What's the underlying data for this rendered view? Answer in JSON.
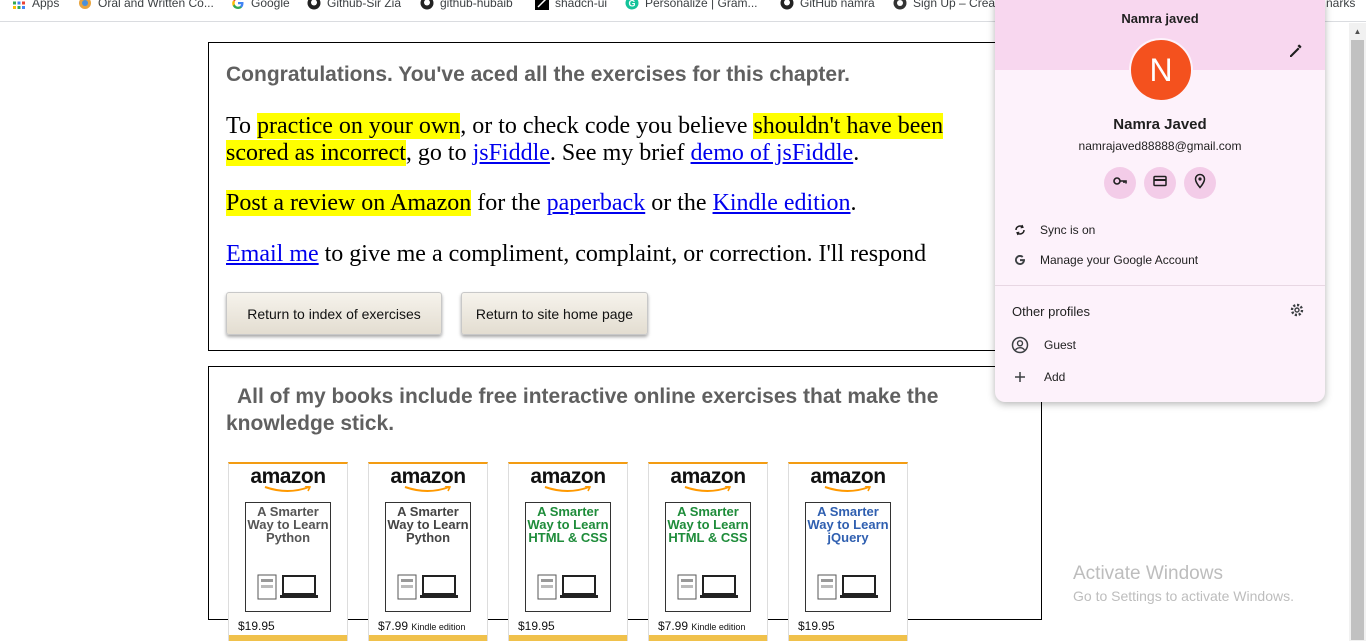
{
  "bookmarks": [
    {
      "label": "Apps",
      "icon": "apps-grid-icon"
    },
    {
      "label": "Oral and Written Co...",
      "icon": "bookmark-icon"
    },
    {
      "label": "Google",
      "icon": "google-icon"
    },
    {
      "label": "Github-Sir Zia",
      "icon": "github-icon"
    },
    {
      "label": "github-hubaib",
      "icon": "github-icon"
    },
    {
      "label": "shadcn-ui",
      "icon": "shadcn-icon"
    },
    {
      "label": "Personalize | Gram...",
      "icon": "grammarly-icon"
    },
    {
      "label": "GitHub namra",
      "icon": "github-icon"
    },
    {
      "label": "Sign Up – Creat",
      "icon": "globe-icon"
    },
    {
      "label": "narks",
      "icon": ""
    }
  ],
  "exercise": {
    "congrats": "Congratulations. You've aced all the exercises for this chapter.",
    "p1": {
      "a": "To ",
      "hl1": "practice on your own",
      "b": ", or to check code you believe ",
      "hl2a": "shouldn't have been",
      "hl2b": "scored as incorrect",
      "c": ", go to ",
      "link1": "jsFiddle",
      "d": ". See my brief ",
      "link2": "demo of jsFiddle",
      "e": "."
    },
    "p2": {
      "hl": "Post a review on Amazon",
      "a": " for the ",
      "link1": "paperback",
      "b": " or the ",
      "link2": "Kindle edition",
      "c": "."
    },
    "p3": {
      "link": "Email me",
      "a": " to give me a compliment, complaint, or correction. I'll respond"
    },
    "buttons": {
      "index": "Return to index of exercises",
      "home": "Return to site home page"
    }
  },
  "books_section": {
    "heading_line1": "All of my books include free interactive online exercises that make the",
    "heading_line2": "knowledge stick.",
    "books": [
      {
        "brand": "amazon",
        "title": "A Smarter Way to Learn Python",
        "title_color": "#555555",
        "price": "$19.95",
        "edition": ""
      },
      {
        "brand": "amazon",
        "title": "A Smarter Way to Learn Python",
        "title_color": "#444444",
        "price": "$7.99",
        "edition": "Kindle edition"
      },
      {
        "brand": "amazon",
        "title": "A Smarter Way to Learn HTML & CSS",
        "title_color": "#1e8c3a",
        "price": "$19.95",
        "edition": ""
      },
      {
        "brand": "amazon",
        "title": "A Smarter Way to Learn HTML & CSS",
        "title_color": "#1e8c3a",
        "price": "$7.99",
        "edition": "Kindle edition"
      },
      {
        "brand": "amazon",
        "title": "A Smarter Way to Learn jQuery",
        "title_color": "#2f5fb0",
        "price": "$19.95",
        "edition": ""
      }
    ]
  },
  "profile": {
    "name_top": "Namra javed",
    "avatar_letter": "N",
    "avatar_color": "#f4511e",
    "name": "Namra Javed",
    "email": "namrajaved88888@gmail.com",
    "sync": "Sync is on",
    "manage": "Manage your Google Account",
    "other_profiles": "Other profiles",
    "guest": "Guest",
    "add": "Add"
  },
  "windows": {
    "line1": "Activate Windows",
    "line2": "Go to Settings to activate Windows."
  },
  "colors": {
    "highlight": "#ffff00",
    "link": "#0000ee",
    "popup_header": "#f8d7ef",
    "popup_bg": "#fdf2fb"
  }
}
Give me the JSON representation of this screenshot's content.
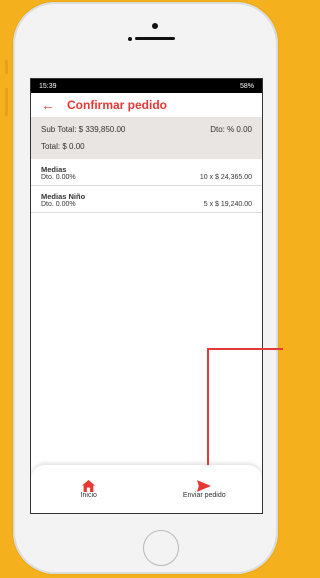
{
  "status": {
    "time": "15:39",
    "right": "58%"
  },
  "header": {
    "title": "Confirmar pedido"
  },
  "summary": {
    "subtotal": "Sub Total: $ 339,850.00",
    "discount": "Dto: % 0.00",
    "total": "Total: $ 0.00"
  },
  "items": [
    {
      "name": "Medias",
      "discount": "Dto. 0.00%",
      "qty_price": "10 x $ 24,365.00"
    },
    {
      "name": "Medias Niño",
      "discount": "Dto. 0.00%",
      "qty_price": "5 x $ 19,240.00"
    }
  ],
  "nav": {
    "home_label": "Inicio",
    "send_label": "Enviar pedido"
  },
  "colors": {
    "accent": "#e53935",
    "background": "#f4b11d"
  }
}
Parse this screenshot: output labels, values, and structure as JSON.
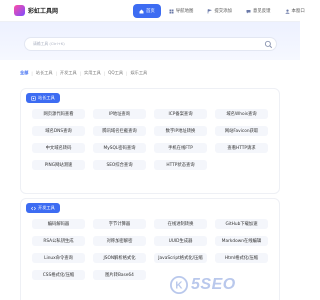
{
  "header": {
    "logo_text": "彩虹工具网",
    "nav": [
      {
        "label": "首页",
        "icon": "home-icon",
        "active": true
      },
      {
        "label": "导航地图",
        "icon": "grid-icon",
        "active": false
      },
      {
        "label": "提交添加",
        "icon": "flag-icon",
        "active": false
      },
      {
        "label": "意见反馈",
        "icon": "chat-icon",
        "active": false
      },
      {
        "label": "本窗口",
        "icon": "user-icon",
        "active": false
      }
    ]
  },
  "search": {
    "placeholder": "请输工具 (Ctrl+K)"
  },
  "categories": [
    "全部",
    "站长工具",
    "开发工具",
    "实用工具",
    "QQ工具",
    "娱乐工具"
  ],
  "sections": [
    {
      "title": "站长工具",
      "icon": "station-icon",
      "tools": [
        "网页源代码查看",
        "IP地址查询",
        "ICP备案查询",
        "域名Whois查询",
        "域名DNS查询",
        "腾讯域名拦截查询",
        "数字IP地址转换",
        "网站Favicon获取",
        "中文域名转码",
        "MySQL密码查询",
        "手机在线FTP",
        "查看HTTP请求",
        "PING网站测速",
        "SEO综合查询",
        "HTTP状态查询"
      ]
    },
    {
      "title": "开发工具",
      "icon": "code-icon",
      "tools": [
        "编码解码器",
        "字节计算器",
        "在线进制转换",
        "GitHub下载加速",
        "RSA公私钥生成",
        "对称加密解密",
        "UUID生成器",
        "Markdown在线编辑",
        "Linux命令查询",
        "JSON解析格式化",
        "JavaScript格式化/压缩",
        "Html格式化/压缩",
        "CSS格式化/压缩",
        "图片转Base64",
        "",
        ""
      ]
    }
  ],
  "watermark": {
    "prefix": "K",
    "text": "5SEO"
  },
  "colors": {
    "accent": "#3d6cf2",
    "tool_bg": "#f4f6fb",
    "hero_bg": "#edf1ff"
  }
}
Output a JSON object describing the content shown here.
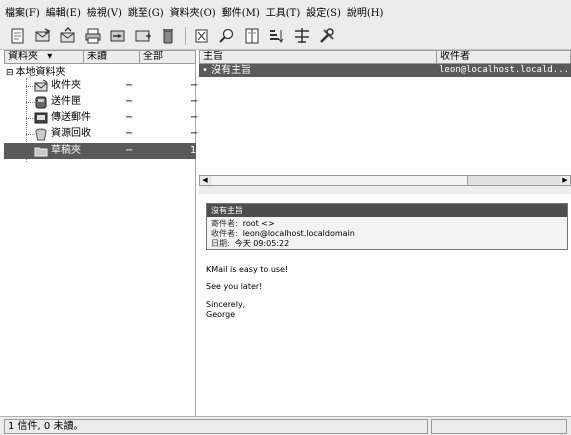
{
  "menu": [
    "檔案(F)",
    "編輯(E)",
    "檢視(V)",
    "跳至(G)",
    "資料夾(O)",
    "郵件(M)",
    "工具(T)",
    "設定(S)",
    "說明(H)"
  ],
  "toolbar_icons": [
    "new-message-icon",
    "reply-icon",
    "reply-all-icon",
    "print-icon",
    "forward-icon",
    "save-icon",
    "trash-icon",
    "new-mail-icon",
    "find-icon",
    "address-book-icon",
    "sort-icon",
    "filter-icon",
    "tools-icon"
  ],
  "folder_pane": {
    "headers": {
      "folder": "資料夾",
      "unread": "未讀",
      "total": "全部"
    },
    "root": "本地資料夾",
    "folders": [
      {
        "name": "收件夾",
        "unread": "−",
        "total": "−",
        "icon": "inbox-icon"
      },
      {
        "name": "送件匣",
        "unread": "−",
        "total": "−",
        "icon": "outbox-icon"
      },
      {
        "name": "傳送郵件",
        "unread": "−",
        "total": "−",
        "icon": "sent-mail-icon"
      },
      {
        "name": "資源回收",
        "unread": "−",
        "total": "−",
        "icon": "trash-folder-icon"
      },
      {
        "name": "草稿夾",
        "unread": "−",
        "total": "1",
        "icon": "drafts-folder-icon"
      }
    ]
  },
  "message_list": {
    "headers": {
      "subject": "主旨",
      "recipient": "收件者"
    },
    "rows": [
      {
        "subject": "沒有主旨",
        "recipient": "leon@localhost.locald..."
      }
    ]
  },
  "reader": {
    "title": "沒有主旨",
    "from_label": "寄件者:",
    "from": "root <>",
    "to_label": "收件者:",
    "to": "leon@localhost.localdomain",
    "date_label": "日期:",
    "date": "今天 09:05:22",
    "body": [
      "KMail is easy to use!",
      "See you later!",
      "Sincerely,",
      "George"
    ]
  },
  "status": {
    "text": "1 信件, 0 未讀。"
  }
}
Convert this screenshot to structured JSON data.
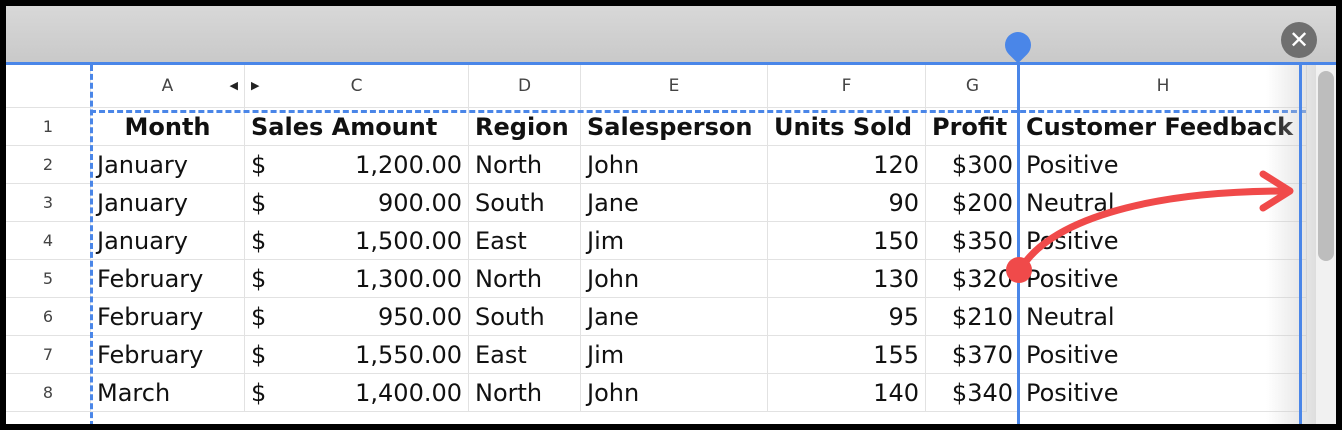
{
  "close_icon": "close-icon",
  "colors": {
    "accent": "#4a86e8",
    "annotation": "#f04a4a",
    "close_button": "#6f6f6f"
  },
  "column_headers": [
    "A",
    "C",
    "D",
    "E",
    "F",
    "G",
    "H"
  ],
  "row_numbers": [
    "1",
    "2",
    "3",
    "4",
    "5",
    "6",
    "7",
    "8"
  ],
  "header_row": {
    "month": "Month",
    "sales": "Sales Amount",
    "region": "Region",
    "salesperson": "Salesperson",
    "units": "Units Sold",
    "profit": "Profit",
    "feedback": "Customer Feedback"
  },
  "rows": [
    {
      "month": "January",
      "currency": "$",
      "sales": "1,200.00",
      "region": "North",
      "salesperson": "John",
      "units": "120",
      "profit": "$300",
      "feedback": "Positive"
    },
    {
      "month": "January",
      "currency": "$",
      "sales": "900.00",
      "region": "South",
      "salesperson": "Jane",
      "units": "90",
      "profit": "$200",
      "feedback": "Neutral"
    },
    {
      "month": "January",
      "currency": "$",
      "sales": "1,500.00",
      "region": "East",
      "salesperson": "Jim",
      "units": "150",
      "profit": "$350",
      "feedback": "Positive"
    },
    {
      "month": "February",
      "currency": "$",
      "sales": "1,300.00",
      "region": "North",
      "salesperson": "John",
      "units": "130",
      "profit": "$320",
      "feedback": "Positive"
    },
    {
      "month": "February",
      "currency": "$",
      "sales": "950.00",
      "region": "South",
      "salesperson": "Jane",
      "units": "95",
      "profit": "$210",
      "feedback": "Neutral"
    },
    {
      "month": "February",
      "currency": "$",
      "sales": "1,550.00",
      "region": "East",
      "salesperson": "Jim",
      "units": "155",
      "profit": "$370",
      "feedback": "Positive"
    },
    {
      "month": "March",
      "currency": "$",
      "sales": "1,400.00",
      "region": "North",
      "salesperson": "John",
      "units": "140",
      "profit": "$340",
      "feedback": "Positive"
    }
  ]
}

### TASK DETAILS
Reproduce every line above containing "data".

### WRITTEN ANSWER
What's the underlying data for this rendered view? Answer in JSON.
Convert this screenshot to structured JSON data.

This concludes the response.